EXERCISE DETAILS
The lines below, all of them, should be returned exactly as they appear.

PROVIDED MATERIAL

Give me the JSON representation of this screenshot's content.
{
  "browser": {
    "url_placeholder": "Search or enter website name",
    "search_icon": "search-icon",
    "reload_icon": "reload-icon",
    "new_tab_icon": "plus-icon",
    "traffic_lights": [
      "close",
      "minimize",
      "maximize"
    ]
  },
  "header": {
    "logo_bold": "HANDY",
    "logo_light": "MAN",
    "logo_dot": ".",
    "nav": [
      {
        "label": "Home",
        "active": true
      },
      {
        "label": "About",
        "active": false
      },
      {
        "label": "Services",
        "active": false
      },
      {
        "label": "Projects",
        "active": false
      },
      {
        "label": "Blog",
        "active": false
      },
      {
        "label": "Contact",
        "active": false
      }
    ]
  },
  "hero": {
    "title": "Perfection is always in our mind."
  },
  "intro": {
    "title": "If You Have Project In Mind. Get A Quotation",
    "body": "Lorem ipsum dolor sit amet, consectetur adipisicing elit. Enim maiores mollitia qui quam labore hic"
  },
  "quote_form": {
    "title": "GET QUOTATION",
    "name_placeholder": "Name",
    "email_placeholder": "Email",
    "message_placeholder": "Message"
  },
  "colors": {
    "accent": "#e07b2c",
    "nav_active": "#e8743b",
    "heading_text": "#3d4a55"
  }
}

TASK SOLUTION
Give me the JSON representation of this screenshot's content.
{
  "browser": {
    "url_placeholder": "Search or enter website name",
    "search_icon": "search-icon",
    "reload_icon": "reload-icon",
    "new_tab_icon": "plus-icon",
    "traffic_lights": [
      "close",
      "minimize",
      "maximize"
    ]
  },
  "header": {
    "logo_bold": "HANDY",
    "logo_light": "MAN",
    "logo_dot": ".",
    "nav": [
      {
        "label": "Home",
        "active": true
      },
      {
        "label": "About",
        "active": false
      },
      {
        "label": "Services",
        "active": false
      },
      {
        "label": "Projects",
        "active": false
      },
      {
        "label": "Blog",
        "active": false
      },
      {
        "label": "Contact",
        "active": false
      }
    ]
  },
  "hero": {
    "title": "Perfection is always in our mind."
  },
  "intro": {
    "title": "If You Have Project In Mind. Get A Quotation",
    "body": "Lorem ipsum dolor sit amet, consectetur adipisicing elit. Enim maiores mollitia qui quam labore hic"
  },
  "quote_form": {
    "title": "GET QUOTATION",
    "name_placeholder": "Name",
    "email_placeholder": "Email",
    "message_placeholder": "Message"
  },
  "colors": {
    "accent": "#e07b2c",
    "nav_active": "#e8743b",
    "heading_text": "#3d4a55"
  }
}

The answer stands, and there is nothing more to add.